According to the Parents Translational Research Center and the Partnership for a Drug Free America, there are six (6) things parents can do to prevent their child from developing an alcohol and/or drug issue:
- Build a warm and supportive relationship with their child
- Be a good role model in terms of both alcohol/medicine consumption and coping with stress
- Understand your child’s risk level
- Monitor, Supervise and set boundaries
- Have ongoing conversations that include information about drugs/alcohol
- Know your child’s friends
I took these six (6) things from a research and help paper that I’ve included at the bottom of this article. This document presents several tips and techniques that can actually help build and strengthen the parent/child relationship. For example, the document presents four (4) common risk factors about which a parent (or clinician for that matter) should be aware:
- Family History
- Mental or behavioral disorder
- Trauma history
- Impulse control issues
It can be hard to acknowledge that these risk factors are present, but the sad fact of life in today’s world is that prevalence of all four appears to be growing and we all need to understand that these risk factors can indicate a potential for a child to develop a drug or alcohol issue. As a note, though, risk factors are probabilistic, that is, just because a risk factor for an outcome is present in any given situation does not guarantee that the outcome will happen. Risk factors just simply mean that if they do exist, we should recognize that they are present and increase vigilance towards the outcome. For example, my family has a long and ignoble history with alcohol abuse. Because of this history, I stopped drinking alcohol several years ago such that my son knows that I do not have a relationship with alcohol. My own awareness has allowed me to “trap” for alcohol in an attempt to disrupt its hold upon my family.

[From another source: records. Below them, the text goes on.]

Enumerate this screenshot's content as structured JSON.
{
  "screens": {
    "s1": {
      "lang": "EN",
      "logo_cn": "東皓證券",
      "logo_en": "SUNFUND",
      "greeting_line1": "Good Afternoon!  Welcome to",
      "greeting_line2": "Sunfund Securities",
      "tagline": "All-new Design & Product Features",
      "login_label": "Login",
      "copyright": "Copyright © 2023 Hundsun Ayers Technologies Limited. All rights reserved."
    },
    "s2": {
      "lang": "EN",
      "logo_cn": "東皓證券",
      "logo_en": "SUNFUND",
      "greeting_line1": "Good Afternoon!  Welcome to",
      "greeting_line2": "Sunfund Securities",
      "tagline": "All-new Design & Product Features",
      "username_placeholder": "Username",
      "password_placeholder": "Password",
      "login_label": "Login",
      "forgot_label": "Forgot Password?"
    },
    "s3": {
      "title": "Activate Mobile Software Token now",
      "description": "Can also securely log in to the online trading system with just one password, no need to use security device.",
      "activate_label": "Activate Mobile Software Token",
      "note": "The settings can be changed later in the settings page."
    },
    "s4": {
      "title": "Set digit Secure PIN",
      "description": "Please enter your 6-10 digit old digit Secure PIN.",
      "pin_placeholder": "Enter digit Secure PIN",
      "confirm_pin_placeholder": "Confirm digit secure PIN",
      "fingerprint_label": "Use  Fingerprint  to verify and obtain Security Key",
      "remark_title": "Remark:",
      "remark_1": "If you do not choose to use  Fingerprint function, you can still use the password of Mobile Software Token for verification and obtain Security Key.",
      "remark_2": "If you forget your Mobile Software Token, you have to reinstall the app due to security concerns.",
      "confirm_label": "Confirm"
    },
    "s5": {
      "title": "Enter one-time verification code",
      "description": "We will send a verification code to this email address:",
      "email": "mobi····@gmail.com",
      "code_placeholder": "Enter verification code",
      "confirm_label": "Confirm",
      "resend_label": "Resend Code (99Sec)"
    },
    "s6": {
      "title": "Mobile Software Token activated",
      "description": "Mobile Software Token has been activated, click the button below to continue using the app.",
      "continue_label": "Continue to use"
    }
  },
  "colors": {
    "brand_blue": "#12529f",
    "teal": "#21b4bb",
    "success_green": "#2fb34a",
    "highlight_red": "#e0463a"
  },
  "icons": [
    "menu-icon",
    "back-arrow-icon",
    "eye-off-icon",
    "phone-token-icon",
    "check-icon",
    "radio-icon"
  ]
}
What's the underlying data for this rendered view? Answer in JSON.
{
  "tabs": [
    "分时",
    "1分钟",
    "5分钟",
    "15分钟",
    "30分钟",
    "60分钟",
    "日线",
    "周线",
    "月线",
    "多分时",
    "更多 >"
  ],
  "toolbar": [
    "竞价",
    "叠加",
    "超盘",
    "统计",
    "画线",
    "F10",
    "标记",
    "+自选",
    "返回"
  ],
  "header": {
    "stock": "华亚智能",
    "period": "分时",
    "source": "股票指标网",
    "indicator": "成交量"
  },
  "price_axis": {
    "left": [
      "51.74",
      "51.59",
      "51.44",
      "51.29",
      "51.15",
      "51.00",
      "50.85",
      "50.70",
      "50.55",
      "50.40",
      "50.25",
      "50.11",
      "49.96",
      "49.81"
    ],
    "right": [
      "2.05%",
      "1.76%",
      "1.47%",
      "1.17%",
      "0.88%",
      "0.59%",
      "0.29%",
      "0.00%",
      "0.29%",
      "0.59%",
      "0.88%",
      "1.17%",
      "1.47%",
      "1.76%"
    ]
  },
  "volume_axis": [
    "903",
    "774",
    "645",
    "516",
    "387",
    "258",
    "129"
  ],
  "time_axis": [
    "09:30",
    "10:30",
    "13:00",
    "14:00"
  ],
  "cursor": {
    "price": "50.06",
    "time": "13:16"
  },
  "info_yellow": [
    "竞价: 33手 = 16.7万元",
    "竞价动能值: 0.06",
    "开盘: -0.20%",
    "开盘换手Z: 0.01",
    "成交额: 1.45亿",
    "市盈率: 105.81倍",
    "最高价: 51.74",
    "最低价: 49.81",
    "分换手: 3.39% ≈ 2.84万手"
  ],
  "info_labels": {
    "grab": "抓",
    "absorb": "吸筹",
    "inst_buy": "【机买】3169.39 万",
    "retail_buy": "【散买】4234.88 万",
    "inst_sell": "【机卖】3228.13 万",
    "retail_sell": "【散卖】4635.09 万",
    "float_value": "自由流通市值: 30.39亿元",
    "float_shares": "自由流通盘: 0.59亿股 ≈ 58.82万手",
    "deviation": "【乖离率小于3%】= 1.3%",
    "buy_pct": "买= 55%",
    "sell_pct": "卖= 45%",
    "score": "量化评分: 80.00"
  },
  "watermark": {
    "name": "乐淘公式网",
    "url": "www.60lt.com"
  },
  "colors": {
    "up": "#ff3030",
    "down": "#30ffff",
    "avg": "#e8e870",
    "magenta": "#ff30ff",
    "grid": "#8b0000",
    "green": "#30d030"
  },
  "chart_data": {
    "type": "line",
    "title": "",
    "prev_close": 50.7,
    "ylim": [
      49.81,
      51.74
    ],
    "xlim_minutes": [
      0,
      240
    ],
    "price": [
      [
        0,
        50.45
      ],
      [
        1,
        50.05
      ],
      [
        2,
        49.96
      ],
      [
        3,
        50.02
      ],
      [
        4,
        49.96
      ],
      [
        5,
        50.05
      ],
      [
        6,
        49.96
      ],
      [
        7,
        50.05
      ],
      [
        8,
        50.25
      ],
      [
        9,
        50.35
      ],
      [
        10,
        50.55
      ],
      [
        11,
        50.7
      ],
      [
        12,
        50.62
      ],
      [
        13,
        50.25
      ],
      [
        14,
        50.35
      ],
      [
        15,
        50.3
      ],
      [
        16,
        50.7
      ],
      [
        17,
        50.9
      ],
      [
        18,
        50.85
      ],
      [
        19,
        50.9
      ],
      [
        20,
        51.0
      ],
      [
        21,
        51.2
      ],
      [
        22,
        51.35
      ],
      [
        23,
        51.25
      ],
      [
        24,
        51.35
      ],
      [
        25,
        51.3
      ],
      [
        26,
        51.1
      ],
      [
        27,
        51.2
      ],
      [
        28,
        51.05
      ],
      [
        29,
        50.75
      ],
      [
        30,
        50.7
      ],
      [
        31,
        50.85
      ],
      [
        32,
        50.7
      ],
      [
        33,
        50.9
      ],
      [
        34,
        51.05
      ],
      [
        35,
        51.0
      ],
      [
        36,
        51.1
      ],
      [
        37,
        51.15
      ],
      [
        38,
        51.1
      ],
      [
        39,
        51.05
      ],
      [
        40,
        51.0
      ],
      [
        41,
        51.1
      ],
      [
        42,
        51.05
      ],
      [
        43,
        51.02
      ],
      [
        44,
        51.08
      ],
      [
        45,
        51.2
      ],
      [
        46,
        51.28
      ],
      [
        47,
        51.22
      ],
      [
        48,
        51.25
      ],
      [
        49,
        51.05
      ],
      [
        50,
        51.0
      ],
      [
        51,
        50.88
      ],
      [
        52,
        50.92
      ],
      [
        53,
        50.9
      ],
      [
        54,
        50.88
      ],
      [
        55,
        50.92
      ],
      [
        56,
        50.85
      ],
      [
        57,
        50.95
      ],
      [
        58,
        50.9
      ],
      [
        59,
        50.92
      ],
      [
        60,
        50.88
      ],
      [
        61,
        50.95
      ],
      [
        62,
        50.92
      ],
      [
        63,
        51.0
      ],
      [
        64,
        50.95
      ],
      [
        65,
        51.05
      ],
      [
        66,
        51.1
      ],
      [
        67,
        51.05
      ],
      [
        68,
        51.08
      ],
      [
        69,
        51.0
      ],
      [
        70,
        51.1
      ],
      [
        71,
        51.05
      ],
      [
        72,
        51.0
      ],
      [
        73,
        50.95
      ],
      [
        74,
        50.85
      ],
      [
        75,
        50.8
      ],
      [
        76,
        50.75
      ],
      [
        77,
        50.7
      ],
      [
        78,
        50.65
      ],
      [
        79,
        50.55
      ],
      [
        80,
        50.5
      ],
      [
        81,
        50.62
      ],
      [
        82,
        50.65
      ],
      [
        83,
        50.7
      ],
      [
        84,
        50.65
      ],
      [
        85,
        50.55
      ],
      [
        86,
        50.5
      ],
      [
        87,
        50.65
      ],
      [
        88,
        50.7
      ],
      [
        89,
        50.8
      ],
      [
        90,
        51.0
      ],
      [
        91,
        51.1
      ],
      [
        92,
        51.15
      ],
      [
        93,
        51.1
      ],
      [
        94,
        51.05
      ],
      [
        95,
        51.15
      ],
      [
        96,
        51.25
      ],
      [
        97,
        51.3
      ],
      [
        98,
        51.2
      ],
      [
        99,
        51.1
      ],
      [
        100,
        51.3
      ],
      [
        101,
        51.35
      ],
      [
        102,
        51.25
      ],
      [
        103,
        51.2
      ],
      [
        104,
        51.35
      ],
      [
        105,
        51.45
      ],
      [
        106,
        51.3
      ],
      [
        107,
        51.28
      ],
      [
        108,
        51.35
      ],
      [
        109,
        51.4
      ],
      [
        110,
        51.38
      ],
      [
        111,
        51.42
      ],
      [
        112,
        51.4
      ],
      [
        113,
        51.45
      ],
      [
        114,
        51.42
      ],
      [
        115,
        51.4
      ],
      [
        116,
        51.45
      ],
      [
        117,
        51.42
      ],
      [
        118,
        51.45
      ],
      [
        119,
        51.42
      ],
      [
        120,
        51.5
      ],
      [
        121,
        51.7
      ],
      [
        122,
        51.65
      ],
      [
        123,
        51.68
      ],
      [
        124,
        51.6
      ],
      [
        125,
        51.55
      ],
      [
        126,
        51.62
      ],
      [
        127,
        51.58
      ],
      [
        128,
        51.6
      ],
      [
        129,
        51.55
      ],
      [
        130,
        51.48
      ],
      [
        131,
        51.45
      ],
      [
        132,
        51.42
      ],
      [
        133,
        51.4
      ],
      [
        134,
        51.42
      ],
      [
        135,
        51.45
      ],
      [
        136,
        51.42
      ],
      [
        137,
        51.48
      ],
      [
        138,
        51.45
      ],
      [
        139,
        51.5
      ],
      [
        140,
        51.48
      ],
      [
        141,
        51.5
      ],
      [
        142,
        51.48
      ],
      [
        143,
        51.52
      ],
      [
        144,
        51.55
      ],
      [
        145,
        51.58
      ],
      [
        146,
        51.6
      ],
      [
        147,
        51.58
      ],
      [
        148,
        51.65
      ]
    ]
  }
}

The document is quite good and I felt compelled to share it as I think that it’s useful, not only for parents, but for clinicians, educators, and adults in general. Please let me know of any thoughts.